**MATERIAL FOR THE TASK:**
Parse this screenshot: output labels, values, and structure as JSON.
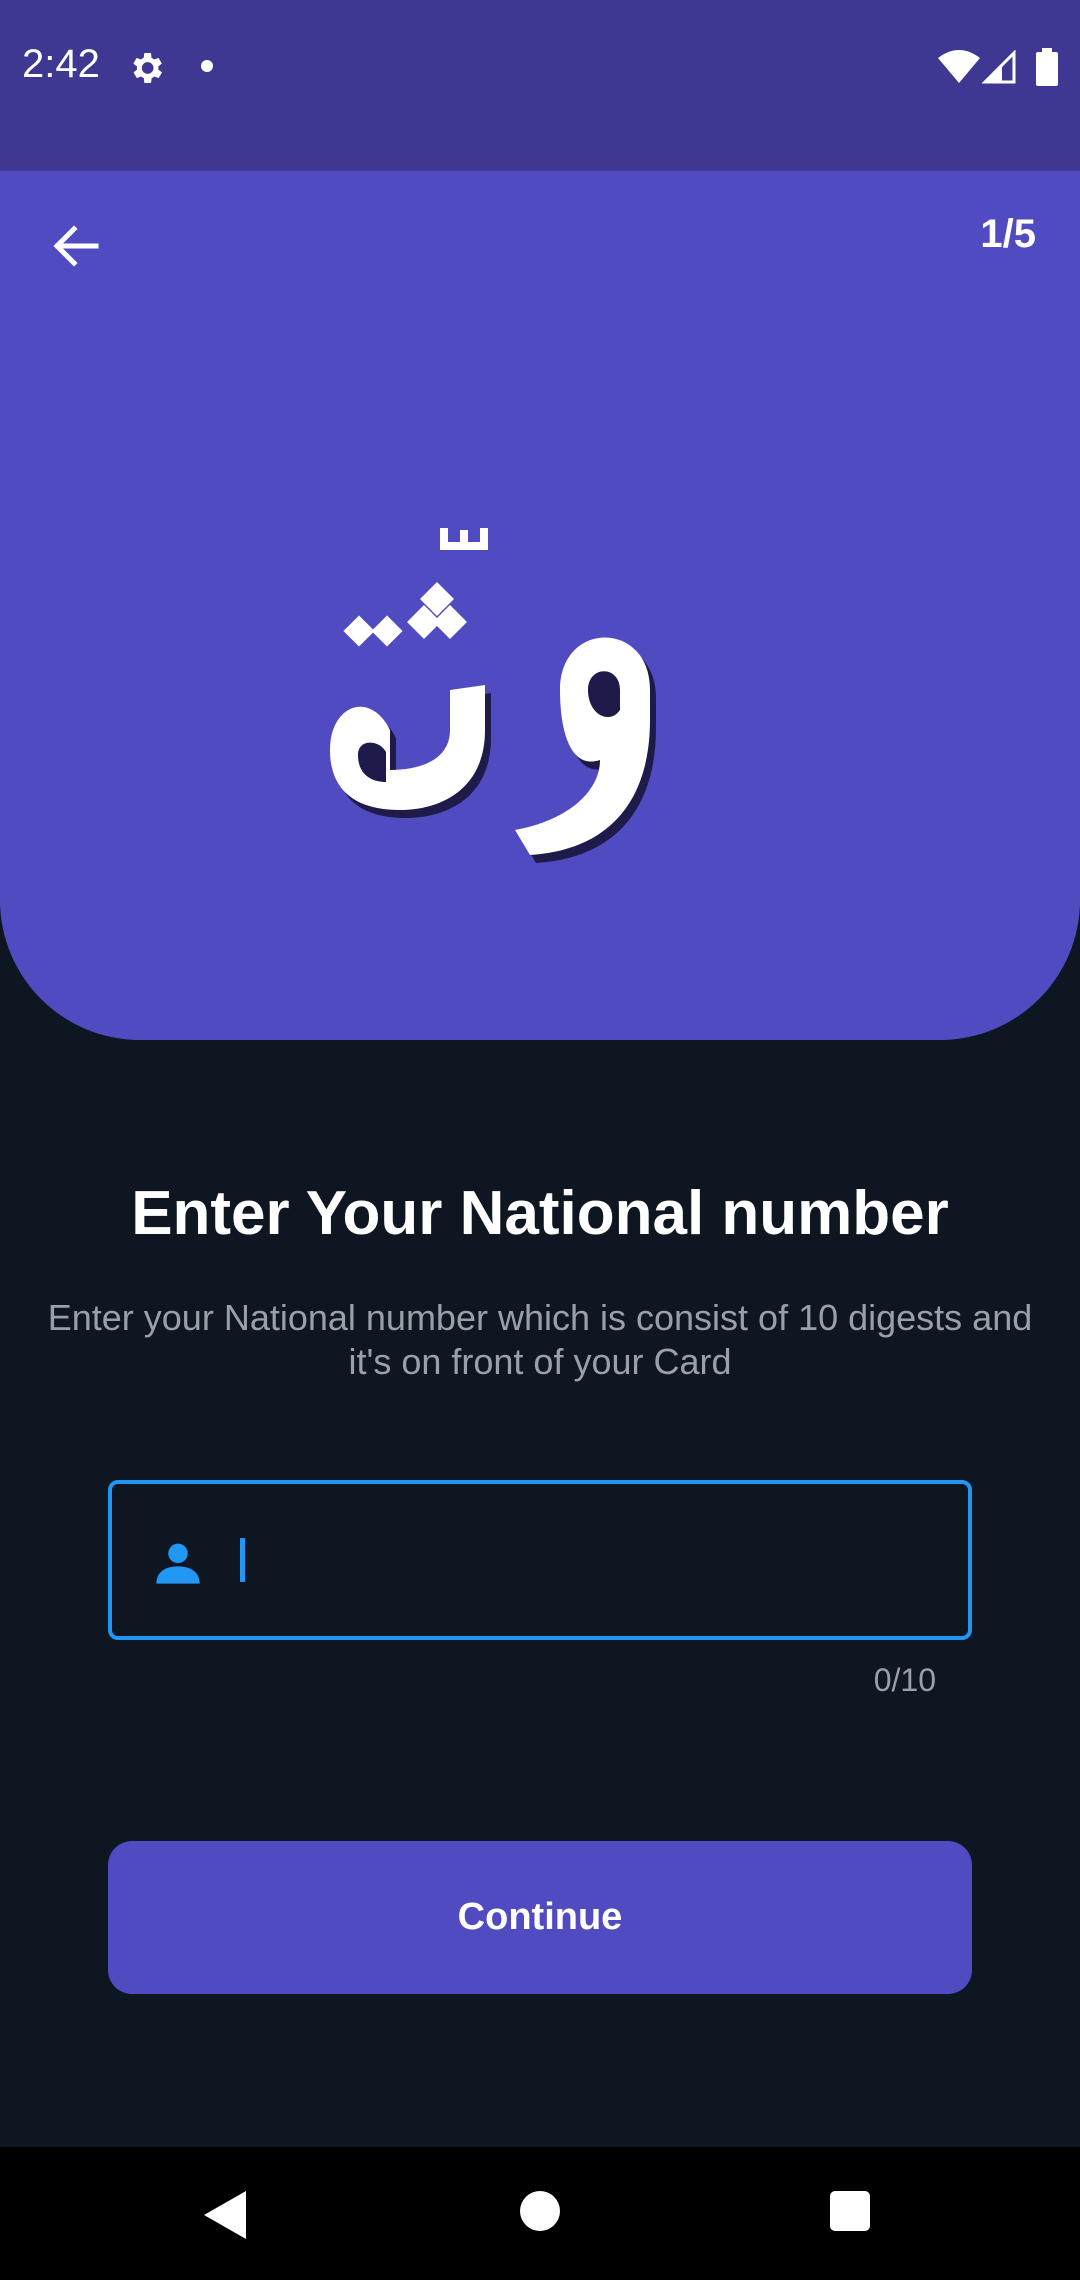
{
  "status_bar": {
    "time": "2:42",
    "icons": [
      "gear-icon",
      "notification-dot-icon",
      "wifi-icon",
      "signal-icon",
      "battery-icon"
    ]
  },
  "header": {
    "step": "1/5",
    "back_icon": "arrow-left-icon",
    "logo_text": "وثّق",
    "background_color": "#514bc2"
  },
  "form": {
    "title": "Enter Your National number",
    "subtitle_line1": "Enter your National number which is consist of 10 digests and",
    "subtitle_line2": "it's on front of your Card",
    "input": {
      "value": "",
      "placeholder": "",
      "icon": "person-icon",
      "focus_color": "#2196f3"
    },
    "counter": "0/10",
    "continue_label": "Continue"
  },
  "nav_bar": {
    "icons": [
      "back-triangle-icon",
      "home-circle-icon",
      "recents-square-icon"
    ]
  },
  "colors": {
    "background": "#0e1622",
    "status_bar": "#3e3892",
    "accent": "#514bc2",
    "input_border": "#2196f3"
  }
}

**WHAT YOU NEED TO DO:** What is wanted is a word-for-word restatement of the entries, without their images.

**RESPONSE:**
Parse this screenshot: output labels, values, and structure as JSON.
{
  "status_bar": {
    "time": "2:42",
    "icons": [
      "gear-icon",
      "notification-dot-icon",
      "wifi-icon",
      "signal-icon",
      "battery-icon"
    ]
  },
  "header": {
    "step": "1/5",
    "back_icon": "arrow-left-icon",
    "logo_text": "وثّق",
    "background_color": "#514bc2"
  },
  "form": {
    "title": "Enter Your National number",
    "subtitle_line1": "Enter your National number which is consist of 10 digests and",
    "subtitle_line2": "it's on front of your Card",
    "input": {
      "value": "",
      "placeholder": "",
      "icon": "person-icon",
      "focus_color": "#2196f3"
    },
    "counter": "0/10",
    "continue_label": "Continue"
  },
  "nav_bar": {
    "icons": [
      "back-triangle-icon",
      "home-circle-icon",
      "recents-square-icon"
    ]
  },
  "colors": {
    "background": "#0e1622",
    "status_bar": "#3e3892",
    "accent": "#514bc2",
    "input_border": "#2196f3"
  }
}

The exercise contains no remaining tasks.